| EXERCISE INSTRUCTIONS |
Exact output of all the records is required.

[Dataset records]
○ ○ ○ ○ ○
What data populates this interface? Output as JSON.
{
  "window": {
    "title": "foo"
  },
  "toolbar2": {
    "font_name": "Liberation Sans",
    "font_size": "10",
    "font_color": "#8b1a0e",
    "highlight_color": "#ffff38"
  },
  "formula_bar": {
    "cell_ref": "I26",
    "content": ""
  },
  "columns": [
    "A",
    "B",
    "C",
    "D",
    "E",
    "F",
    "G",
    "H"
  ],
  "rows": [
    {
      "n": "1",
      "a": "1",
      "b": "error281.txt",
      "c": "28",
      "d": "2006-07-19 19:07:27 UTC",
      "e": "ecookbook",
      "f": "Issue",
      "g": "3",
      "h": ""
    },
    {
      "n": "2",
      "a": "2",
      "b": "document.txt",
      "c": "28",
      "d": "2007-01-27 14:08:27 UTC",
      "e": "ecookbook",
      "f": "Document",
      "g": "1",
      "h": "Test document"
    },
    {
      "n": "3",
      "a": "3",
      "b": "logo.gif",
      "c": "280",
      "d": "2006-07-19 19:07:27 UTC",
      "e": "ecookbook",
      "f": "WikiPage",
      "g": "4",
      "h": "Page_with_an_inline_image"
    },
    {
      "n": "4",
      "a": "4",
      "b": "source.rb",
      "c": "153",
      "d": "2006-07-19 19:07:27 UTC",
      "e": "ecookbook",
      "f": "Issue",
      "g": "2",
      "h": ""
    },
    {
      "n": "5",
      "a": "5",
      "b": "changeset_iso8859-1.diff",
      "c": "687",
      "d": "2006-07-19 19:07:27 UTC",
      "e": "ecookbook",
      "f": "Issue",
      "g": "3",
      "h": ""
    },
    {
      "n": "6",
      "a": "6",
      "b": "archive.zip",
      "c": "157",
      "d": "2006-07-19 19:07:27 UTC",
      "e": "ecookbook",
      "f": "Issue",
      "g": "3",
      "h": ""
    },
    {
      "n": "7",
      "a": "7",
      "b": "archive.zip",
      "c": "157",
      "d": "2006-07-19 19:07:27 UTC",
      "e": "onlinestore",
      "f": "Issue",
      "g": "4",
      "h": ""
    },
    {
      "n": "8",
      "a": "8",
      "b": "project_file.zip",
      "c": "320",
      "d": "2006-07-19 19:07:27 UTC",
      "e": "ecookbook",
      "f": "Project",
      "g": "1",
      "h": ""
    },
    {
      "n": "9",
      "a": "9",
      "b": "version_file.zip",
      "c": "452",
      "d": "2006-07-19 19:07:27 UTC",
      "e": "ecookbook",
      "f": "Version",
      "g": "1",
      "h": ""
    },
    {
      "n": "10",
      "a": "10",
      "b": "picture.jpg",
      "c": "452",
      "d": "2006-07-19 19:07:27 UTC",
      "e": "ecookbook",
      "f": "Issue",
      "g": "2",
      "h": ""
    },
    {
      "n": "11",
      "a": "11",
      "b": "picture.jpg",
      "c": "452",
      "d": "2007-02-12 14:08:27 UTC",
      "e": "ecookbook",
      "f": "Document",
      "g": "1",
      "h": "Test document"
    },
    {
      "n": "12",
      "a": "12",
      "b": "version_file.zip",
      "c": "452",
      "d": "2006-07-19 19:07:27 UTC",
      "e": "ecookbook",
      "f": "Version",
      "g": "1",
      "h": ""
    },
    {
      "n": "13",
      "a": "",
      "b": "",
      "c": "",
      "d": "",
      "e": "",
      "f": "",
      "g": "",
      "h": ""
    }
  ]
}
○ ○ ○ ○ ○
| SOLVED EXERCISE |
What data populates this interface? Output as JSON.
{
  "window": {
    "title": "foo"
  },
  "toolbar2": {
    "font_name": "Liberation Sans",
    "font_size": "10",
    "font_color": "#8b1a0e",
    "highlight_color": "#ffff38"
  },
  "formula_bar": {
    "cell_ref": "I26",
    "content": ""
  },
  "columns": [
    "A",
    "B",
    "C",
    "D",
    "E",
    "F",
    "G",
    "H"
  ],
  "rows": [
    {
      "n": "1",
      "a": "1",
      "b": "error281.txt",
      "c": "28",
      "d": "2006-07-19 19:07:27 UTC",
      "e": "ecookbook",
      "f": "Issue",
      "g": "3",
      "h": ""
    },
    {
      "n": "2",
      "a": "2",
      "b": "document.txt",
      "c": "28",
      "d": "2007-01-27 14:08:27 UTC",
      "e": "ecookbook",
      "f": "Document",
      "g": "1",
      "h": "Test document"
    },
    {
      "n": "3",
      "a": "3",
      "b": "logo.gif",
      "c": "280",
      "d": "2006-07-19 19:07:27 UTC",
      "e": "ecookbook",
      "f": "WikiPage",
      "g": "4",
      "h": "Page_with_an_inline_image"
    },
    {
      "n": "4",
      "a": "4",
      "b": "source.rb",
      "c": "153",
      "d": "2006-07-19 19:07:27 UTC",
      "e": "ecookbook",
      "f": "Issue",
      "g": "2",
      "h": ""
    },
    {
      "n": "5",
      "a": "5",
      "b": "changeset_iso8859-1.diff",
      "c": "687",
      "d": "2006-07-19 19:07:27 UTC",
      "e": "ecookbook",
      "f": "Issue",
      "g": "3",
      "h": ""
    },
    {
      "n": "6",
      "a": "6",
      "b": "archive.zip",
      "c": "157",
      "d": "2006-07-19 19:07:27 UTC",
      "e": "ecookbook",
      "f": "Issue",
      "g": "3",
      "h": ""
    },
    {
      "n": "7",
      "a": "7",
      "b": "archive.zip",
      "c": "157",
      "d": "2006-07-19 19:07:27 UTC",
      "e": "onlinestore",
      "f": "Issue",
      "g": "4",
      "h": ""
    },
    {
      "n": "8",
      "a": "8",
      "b": "project_file.zip",
      "c": "320",
      "d": "2006-07-19 19:07:27 UTC",
      "e": "ecookbook",
      "f": "Project",
      "g": "1",
      "h": ""
    },
    {
      "n": "9",
      "a": "9",
      "b": "version_file.zip",
      "c": "452",
      "d": "2006-07-19 19:07:27 UTC",
      "e": "ecookbook",
      "f": "Version",
      "g": "1",
      "h": ""
    },
    {
      "n": "10",
      "a": "10",
      "b": "picture.jpg",
      "c": "452",
      "d": "2006-07-19 19:07:27 UTC",
      "e": "ecookbook",
      "f": "Issue",
      "g": "2",
      "h": ""
    },
    {
      "n": "11",
      "a": "11",
      "b": "picture.jpg",
      "c": "452",
      "d": "2007-02-12 14:08:27 UTC",
      "e": "ecookbook",
      "f": "Document",
      "g": "1",
      "h": "Test document"
    },
    {
      "n": "12",
      "a": "12",
      "b": "version_file.zip",
      "c": "452",
      "d": "2006-07-19 19:07:27 UTC",
      "e": "ecookbook",
      "f": "Version",
      "g": "1",
      "h": ""
    },
    {
      "n": "13",
      "a": "",
      "b": "",
      "c": "",
      "d": "",
      "e": "",
      "f": "",
      "g": "",
      "h": ""
    }
  ]
}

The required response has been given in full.